## [Required action]
Please copy each line of the data that includes the string "icon".

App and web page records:
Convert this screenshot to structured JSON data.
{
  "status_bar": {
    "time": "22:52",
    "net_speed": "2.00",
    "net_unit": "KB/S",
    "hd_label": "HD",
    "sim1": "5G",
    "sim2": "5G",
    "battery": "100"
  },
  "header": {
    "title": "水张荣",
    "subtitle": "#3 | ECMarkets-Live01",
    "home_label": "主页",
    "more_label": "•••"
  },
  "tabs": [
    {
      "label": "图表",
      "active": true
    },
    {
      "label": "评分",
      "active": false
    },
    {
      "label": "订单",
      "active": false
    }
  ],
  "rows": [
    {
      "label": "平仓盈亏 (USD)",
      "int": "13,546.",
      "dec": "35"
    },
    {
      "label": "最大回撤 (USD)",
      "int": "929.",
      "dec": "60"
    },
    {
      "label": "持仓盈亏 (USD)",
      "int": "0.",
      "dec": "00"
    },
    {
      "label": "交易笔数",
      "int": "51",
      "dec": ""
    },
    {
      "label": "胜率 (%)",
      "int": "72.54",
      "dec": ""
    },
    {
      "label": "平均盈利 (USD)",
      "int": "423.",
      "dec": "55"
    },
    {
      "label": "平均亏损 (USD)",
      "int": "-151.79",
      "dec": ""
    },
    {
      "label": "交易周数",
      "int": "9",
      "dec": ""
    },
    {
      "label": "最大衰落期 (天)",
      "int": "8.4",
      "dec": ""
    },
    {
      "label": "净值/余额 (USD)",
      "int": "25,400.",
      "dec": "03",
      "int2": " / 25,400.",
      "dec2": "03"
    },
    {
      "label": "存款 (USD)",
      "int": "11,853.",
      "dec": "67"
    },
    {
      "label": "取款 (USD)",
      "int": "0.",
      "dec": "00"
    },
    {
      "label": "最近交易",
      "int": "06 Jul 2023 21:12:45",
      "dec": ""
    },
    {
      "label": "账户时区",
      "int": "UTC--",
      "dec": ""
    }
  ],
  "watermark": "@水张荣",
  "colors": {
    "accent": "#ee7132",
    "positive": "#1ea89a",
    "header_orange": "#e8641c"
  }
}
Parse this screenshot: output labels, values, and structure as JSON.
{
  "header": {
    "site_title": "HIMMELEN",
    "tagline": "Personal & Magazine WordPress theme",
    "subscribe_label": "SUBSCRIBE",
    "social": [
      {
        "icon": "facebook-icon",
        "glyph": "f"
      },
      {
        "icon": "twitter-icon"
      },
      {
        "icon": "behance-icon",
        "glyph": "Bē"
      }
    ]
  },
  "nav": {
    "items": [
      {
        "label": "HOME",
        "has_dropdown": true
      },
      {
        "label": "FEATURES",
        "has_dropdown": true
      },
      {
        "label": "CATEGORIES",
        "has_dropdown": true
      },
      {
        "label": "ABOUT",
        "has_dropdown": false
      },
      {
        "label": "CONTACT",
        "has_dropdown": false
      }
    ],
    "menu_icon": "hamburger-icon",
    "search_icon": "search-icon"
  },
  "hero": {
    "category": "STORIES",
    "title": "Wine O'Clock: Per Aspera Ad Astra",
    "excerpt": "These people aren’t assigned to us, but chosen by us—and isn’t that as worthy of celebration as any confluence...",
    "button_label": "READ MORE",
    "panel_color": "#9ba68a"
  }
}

## [Output]
        "icon": "facebook-icon",
        "icon": "twitter-icon"
        "icon": "behance-icon",
    "menu_icon": "hamburger-icon",
    "search_icon": "search-icon"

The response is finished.